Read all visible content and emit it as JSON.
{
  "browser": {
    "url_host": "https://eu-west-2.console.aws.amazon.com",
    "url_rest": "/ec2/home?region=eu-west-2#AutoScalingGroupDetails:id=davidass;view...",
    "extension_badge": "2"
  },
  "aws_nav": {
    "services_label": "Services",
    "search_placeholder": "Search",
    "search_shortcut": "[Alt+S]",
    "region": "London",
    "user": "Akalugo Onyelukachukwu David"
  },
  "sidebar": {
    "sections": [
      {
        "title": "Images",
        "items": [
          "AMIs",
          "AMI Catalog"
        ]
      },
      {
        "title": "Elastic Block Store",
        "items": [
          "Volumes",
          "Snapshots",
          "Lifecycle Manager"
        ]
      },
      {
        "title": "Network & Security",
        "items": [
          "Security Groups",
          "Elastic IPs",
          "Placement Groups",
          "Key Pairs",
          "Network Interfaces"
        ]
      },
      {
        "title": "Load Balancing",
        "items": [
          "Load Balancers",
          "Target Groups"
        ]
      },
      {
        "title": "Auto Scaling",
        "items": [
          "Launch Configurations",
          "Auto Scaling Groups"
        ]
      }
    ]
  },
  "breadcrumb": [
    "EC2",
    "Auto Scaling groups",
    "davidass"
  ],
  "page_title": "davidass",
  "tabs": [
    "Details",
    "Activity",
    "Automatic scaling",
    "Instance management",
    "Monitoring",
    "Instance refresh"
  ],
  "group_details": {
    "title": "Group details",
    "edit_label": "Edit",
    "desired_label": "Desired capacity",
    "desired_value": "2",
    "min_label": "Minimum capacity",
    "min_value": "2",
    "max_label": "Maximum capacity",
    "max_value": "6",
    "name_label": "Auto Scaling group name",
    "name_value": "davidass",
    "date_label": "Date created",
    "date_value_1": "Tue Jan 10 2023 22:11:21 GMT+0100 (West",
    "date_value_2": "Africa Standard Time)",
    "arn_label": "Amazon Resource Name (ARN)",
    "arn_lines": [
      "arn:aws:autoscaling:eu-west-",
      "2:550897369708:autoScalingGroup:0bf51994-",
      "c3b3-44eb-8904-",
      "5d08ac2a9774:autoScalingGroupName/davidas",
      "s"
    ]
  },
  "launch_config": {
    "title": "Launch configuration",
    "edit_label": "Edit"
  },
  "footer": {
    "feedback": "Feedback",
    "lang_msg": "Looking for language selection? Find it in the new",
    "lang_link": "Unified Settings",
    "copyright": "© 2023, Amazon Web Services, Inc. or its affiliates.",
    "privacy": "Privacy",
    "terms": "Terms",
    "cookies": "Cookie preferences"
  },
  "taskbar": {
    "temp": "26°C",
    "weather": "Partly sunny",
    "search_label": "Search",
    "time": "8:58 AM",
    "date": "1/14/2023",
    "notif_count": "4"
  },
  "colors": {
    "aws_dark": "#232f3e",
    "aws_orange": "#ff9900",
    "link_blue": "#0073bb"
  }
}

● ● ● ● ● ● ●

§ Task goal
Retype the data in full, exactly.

§ Response area
Read all visible content and emit it as JSON.
{
  "browser": {
    "url_host": "https://eu-west-2.console.aws.amazon.com",
    "url_rest": "/ec2/home?region=eu-west-2#AutoScalingGroupDetails:id=davidass;view...",
    "extension_badge": "2"
  },
  "aws_nav": {
    "services_label": "Services",
    "search_placeholder": "Search",
    "search_shortcut": "[Alt+S]",
    "region": "London",
    "user": "Akalugo Onyelukachukwu David"
  },
  "sidebar": {
    "sections": [
      {
        "title": "Images",
        "items": [
          "AMIs",
          "AMI Catalog"
        ]
      },
      {
        "title": "Elastic Block Store",
        "items": [
          "Volumes",
          "Snapshots",
          "Lifecycle Manager"
        ]
      },
      {
        "title": "Network & Security",
        "items": [
          "Security Groups",
          "Elastic IPs",
          "Placement Groups",
          "Key Pairs",
          "Network Interfaces"
        ]
      },
      {
        "title": "Load Balancing",
        "items": [
          "Load Balancers",
          "Target Groups"
        ]
      },
      {
        "title": "Auto Scaling",
        "items": [
          "Launch Configurations",
          "Auto Scaling Groups"
        ]
      }
    ]
  },
  "breadcrumb": [
    "EC2",
    "Auto Scaling groups",
    "davidass"
  ],
  "page_title": "davidass",
  "tabs": [
    "Details",
    "Activity",
    "Automatic scaling",
    "Instance management",
    "Monitoring",
    "Instance refresh"
  ],
  "group_details": {
    "title": "Group details",
    "edit_label": "Edit",
    "desired_label": "Desired capacity",
    "desired_value": "2",
    "min_label": "Minimum capacity",
    "min_value": "2",
    "max_label": "Maximum capacity",
    "max_value": "6",
    "name_label": "Auto Scaling group name",
    "name_value": "davidass",
    "date_label": "Date created",
    "date_value_1": "Tue Jan 10 2023 22:11:21 GMT+0100 (West",
    "date_value_2": "Africa Standard Time)",
    "arn_label": "Amazon Resource Name (ARN)",
    "arn_lines": [
      "arn:aws:autoscaling:eu-west-",
      "2:550897369708:autoScalingGroup:0bf51994-",
      "c3b3-44eb-8904-",
      "5d08ac2a9774:autoScalingGroupName/davidas",
      "s"
    ]
  },
  "launch_config": {
    "title": "Launch configuration",
    "edit_label": "Edit"
  },
  "footer": {
    "feedback": "Feedback",
    "lang_msg": "Looking for language selection? Find it in the new",
    "lang_link": "Unified Settings",
    "copyright": "© 2023, Amazon Web Services, Inc. or its affiliates.",
    "privacy": "Privacy",
    "terms": "Terms",
    "cookies": "Cookie preferences"
  },
  "taskbar": {
    "temp": "26°C",
    "weather": "Partly sunny",
    "search_label": "Search",
    "time": "8:58 AM",
    "date": "1/14/2023",
    "notif_count": "4"
  },
  "colors": {
    "aws_dark": "#232f3e",
    "aws_orange": "#ff9900",
    "link_blue": "#0073bb"
  }
}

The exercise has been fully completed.